24. Then we have politics… Ever since Ronald Reagan, the term “environmentalist”
has been associated with anti-industry, anti-American, liberal extremist views. I remember him saying in a press conference that environmentalists wanted to turn the White House into a “birds nest.” Asked about setting aside forests as wilderness, he replied, "How many trees can you look at?" He and his administration then proceeded to unwind all of the EPA regulations that were perceived to stand in the way of conservative social, cultural, and economic progress. It was probably one of the most successful and destructive propaganda campaigns in U.S. government history to dismantle progressive (and I think now understood to be valuable) land laws and regulation. Movements such as Green Peace, which were an evolution out of the civil rights and anti-war protests, took a reactionary stance and increased their intensity proportional to more extreme government policies. So, this begs the question again about whom and what should be the ultimate expression of preservationist ideals, and what body should enforce them.
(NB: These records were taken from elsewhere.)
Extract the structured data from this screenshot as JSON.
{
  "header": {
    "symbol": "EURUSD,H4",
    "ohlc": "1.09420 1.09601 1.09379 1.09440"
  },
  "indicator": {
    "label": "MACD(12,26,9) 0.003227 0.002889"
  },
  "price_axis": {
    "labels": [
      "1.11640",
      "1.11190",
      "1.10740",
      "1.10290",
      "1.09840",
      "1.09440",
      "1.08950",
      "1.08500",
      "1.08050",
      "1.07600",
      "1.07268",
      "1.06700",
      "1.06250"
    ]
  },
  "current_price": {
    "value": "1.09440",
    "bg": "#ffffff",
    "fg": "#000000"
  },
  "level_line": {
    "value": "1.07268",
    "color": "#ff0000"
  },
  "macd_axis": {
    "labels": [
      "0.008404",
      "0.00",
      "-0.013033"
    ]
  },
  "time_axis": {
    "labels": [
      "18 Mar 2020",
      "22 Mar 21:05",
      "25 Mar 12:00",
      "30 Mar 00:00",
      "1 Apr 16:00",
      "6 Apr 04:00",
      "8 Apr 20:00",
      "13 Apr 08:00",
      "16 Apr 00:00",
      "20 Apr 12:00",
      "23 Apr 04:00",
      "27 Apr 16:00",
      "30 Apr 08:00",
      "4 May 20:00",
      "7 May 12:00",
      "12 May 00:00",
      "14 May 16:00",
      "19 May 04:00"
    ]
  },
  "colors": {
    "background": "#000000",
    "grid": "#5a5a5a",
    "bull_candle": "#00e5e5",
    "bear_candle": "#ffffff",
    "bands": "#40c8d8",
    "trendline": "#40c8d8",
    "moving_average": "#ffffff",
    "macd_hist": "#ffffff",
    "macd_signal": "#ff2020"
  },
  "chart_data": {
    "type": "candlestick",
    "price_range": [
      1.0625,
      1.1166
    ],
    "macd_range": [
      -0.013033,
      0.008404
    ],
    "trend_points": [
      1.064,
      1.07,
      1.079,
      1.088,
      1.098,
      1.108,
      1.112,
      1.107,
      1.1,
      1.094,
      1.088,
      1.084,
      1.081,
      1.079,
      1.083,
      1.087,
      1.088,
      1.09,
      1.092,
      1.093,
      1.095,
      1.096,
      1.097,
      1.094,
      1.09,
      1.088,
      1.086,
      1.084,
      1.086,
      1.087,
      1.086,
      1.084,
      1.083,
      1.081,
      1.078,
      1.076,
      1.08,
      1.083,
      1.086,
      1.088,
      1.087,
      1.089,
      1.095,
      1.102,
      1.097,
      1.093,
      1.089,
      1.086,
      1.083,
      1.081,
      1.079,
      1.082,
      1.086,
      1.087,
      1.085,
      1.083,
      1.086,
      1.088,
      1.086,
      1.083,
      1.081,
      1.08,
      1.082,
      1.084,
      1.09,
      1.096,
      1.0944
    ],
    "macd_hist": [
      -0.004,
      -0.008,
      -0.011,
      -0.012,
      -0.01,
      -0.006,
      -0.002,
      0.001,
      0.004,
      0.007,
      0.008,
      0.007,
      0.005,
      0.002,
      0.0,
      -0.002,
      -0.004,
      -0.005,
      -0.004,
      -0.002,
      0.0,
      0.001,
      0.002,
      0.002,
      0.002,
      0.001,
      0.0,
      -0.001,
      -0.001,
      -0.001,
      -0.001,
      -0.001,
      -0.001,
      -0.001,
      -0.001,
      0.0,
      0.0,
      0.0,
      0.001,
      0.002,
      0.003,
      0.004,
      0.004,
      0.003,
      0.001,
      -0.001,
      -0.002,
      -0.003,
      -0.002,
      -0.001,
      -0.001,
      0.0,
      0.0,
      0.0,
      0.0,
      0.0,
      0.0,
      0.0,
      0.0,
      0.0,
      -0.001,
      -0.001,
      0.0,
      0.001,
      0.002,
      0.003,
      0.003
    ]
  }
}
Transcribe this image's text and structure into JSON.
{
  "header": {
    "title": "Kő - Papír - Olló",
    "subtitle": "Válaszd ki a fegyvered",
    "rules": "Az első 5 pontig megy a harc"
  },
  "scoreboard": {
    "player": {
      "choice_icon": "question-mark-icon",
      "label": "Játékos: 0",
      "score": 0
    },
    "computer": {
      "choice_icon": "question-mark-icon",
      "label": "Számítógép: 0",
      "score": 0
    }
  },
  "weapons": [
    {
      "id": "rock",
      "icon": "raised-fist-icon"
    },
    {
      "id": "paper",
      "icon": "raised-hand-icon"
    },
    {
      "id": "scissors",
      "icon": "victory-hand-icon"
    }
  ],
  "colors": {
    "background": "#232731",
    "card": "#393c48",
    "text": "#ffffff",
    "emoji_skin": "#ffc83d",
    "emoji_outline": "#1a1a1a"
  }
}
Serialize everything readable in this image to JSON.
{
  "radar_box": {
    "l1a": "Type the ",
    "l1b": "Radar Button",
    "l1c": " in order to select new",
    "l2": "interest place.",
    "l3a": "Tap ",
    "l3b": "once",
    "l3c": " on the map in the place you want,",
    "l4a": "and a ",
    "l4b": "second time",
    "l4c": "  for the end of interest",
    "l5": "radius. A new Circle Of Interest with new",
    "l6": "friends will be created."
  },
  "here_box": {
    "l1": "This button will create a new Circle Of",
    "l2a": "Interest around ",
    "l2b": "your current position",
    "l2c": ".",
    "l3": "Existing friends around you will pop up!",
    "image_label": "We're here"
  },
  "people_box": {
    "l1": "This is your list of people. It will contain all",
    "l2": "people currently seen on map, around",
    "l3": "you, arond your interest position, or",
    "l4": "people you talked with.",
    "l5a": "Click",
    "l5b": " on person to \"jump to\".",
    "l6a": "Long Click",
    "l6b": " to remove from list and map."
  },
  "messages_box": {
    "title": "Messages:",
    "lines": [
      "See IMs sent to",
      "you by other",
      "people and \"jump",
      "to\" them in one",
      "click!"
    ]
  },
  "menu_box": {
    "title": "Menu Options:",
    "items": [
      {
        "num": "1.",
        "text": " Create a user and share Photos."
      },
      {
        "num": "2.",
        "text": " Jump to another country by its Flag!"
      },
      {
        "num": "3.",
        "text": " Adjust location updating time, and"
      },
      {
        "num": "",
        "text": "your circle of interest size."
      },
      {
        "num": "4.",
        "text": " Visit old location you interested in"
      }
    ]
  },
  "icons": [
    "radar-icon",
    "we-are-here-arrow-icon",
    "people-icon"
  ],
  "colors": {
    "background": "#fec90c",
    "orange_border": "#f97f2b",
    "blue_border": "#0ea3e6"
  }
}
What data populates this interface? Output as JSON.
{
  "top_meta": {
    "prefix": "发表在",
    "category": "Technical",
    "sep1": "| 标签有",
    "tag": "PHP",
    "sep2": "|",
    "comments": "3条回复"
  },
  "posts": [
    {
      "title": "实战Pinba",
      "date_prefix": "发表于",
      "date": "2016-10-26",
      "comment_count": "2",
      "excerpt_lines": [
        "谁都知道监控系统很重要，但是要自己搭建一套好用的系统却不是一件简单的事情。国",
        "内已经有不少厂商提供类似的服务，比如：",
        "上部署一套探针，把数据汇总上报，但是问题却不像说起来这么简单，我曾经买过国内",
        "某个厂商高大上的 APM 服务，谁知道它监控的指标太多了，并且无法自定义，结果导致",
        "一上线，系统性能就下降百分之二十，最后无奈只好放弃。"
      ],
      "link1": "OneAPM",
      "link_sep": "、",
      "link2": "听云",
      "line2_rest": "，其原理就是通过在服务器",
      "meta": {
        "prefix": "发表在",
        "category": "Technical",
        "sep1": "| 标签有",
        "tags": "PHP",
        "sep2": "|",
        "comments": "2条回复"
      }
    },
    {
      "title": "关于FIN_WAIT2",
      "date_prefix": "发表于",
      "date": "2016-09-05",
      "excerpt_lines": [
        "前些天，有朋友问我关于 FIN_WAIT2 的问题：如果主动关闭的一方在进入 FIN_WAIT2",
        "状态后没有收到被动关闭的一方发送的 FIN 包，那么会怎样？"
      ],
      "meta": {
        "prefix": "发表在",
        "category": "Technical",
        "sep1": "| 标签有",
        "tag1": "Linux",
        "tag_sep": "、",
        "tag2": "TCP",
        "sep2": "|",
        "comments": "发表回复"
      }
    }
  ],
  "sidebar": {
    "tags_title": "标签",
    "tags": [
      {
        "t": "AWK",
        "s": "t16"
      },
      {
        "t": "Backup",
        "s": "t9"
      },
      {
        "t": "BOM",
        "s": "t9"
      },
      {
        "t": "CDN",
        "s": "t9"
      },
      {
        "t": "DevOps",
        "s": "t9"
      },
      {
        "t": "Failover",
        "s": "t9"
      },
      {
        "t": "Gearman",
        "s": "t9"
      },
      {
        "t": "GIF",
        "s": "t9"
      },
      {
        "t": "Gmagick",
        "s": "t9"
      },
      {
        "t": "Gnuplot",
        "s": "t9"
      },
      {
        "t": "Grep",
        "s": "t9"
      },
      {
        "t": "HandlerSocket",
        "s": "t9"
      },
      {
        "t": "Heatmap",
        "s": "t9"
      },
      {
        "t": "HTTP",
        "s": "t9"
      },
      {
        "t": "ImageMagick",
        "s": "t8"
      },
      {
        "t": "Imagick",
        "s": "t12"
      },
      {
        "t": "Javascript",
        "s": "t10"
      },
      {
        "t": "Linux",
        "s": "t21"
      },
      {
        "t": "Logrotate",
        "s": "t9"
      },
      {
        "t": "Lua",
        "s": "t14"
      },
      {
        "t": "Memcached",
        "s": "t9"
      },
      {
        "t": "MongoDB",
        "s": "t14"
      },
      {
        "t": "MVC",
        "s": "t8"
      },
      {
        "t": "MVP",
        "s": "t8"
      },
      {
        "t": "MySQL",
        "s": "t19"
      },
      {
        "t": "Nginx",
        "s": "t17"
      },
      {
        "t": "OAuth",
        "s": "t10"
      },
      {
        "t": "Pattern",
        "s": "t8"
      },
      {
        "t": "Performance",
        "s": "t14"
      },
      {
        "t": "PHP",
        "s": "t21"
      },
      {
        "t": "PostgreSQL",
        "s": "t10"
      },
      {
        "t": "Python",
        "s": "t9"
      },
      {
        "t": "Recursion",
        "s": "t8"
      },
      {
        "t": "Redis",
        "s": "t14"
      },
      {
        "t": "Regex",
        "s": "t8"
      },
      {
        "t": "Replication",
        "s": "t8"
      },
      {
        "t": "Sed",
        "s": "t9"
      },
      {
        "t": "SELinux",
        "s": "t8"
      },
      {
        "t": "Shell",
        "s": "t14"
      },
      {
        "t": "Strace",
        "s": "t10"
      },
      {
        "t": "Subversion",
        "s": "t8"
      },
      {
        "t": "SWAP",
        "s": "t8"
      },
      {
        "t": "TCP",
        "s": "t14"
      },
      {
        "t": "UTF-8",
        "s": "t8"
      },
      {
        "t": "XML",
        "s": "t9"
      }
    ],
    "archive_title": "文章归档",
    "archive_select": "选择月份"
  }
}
25. Lastly, are the interests, need, and commitment to species preservation also in some ways a vessel for social justice? I find the two almost inseparable. The history of humankind is rife with taking land and resources from one another to serve the interest of the “winning” side. Today, there is very little collective or global agreement, much less cooperation, on conservation policies. It may be demonstrative – and also magnificently ironic – that one of the most successful examples of restored landscape and biodiversity happens to be in the “no man’s land” DMZ border between North and South Korea. Few, if any, human beings set foot in the band that separates the two countries technically still at war and in truce since 1953. This 150 x 2.5 mile swath is a rich and dynamic ecosystem – bountiful like no other place in either of the Koreas – where everything is protected by fences, mines, guns, and uncompromising politics. The two countries are among the world’s worst by way of environmental records, so the safety of endangered species in this case is almost purely accidental and wholly dependent (and sadly ironical) to the continued tensions between the countries. What a statement about the human condition and the future of life on earth.